I love this gritty version of The O’Jays’ superb “Back Stabbers” by Soo Catwoman, one of the most famous faces of the early punk days. Soo was the cover star of the Sex Pistols’ Anarchy In The UK fanzine and her distinctive hairstyle was later copied by Keith Flint of The Prodigy. She’s backed on this 1998 cut by one-time Generation X, Empire and Westworld guitarist Derwood Andrews (who also crafted the video) and drummer turned grail hunter Rat Scabies. It was recorded at The Arch, Rat’s studio under Kew Bridge, and I believe I am right in saying it was the first time Soo had committed her vocals to tape. Although the track wasn’t released back then, it’s now available as a download at CD Baby. Click here for Soo Catwoman’s CD Baby artist page and here for her website, where you’ll find some great merchandising on the store page.
The longer this blog goes on (and I’m surprised it has gone on this long), the more hits I’m getting through search engines. Which is great. Every hit is a good hit.
I’m very intrigued by the search engine terms that have brought some visitors here, though. They include “sweaty Marquee” (just about everything about The Marquee was sweaty, especially the sticky floor), “Marco & Tony Leeds bouncers 1980s”, “lego ladies”, “quick police sex” (two different searches, presumably pulled in by the Sex Pistols and Police tags), “poor Mrs Bonky”, “hysterical injury”, “sticks fingers up his nose” (I’m glad I don’t know why someone was looking for that) and “Scabies anak kucing” (answers on a postcard). But my favourites so far have to be “PJ Harvey pushes nose up” (what is it with noses, people?), “Georgian bukkake” (if we’re talking about some recently discovered 18th century pastime, I do hope Tony Robinson will soon be making a telly programme about it), and “Gaye Advert pants down”.

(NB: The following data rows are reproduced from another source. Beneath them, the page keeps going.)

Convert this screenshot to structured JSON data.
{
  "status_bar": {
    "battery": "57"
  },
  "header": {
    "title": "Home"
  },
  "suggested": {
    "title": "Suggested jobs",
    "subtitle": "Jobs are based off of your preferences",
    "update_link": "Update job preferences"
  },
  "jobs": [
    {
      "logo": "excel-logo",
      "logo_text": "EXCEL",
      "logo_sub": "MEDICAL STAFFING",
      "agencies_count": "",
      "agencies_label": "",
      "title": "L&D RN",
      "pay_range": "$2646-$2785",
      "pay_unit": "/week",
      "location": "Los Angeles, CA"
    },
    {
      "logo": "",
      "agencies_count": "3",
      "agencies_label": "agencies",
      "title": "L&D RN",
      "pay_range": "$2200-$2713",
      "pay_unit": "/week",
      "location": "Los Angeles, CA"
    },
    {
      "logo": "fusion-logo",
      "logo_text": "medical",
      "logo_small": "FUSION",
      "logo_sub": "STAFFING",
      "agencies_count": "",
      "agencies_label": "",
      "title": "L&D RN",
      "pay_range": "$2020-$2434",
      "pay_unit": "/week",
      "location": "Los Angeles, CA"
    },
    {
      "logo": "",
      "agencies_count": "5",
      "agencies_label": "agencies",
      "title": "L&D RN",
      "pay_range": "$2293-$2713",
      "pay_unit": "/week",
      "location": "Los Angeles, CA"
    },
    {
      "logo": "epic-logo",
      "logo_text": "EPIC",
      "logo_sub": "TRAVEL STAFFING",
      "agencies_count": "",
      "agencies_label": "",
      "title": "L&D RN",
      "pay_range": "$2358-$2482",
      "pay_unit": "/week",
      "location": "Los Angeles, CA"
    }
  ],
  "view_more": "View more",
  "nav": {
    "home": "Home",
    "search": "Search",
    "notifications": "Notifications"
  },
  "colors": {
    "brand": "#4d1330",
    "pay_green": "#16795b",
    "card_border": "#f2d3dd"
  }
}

I love this shot of John Lydon, the sometime Sex Pistol and PiL ringmaster. It was taken outside The Limelight in London in 1987 by Mark Baker.
I worked with Mark at a cracking magazine called The Buzz during the late 1980s (after which he became the in-house photographer for Sony Records in the UK) and I was with him the night that he took this picture. John Lydon was going into The Limelight just as Mark was coming out. Or, to be slightly more accurate, Lydon was going in just as Mark was getting chucked out – quite literally, as it goes – having had a bit of a tussle with a couple of the club’s bouncers.
Mark Baker has now produced a digital print of his John Lydon photograph in a limited edition of 45 copies at £45 each. The prints are 28 x 24 cm (paper size 33 x 48 cm), numbered and signed by Mark. They also come with a certificate of authenticity. Get in touch with Mark through his website – click here if you missed the link in the first paragraph – if you’d like to have one on your wall or you need more information.
I can’t find the words to tell you just how much I love this. It was printed across the middle pages of Sounds in April 1977, accompanying an A-to-Z of the first wave of UK punk bands. I’ve lost the first and last pages of the article, and there are no credits on the pages that I do have, but I think the A-to-Z was written by Jonh Ingham and I presume the collage was put together by the Sounds art team, in a style in keeping with the fanzines of the time.
Sounds was several leagues ahead of the rest of the music press in covering the embryonic days of punk. The collage features all the obvious names – Sex Pistols, The Damned, The Clash and so on – but it also includes less well known acts such as The Models, The Cortinas and Suburban Studs. Click the image to see it in its full glory and keep an eye out for The Police (before they got hold of the peroxide bottle), Skrewdriver (before Ian Stuart Donaldson turned into a Nazi bastard) and a terrific early photo of The Slits. One outfit that you won’t see on there is Iron Maiden – but then you wouldn’t expect to, would you? Well, as it goes, Iron Maiden do appear in the A-to-Z, where they describe themselves as “bloody shock rock”. They were fronted by Den Ace at this point and had somebody called Ron Rebel playing drums.
I had the collage on my bedroom wall for ages and ages, so it’s badly discoloured, but I’d say that adds to its historic value. I’m not sure history will look kindly on me for having censored the “Fuck Off” on Gaye Advert’s T-shirt with a biro, though. At least I think that was me. I don’t remember doing it, but the scribbling out seems to be in blue ink rather than being an original feature of the collage. If it was me, I suspect I did it in case my mum ever took a close look at it on my wall.
UPDATE (posted 30/10/2011)
I was wrong about Jonh Ingham writing the A-to-Z that accompanied the collage. Jonh has been in touch to say that he wrote a big article about punk for Sounds in around October 1976 (The “?” Rock Special), but he had nothing to do with this piece. My next best guess is the A-to-Z was by the late Giovanni Dadomo, another early champion of punk in the music press. As well as being a journalist, Giovanni was a member of Arthur Comics (later known as The Snivelling Shits), who appear in the article between Alternative T-TV [sic] and The Boys.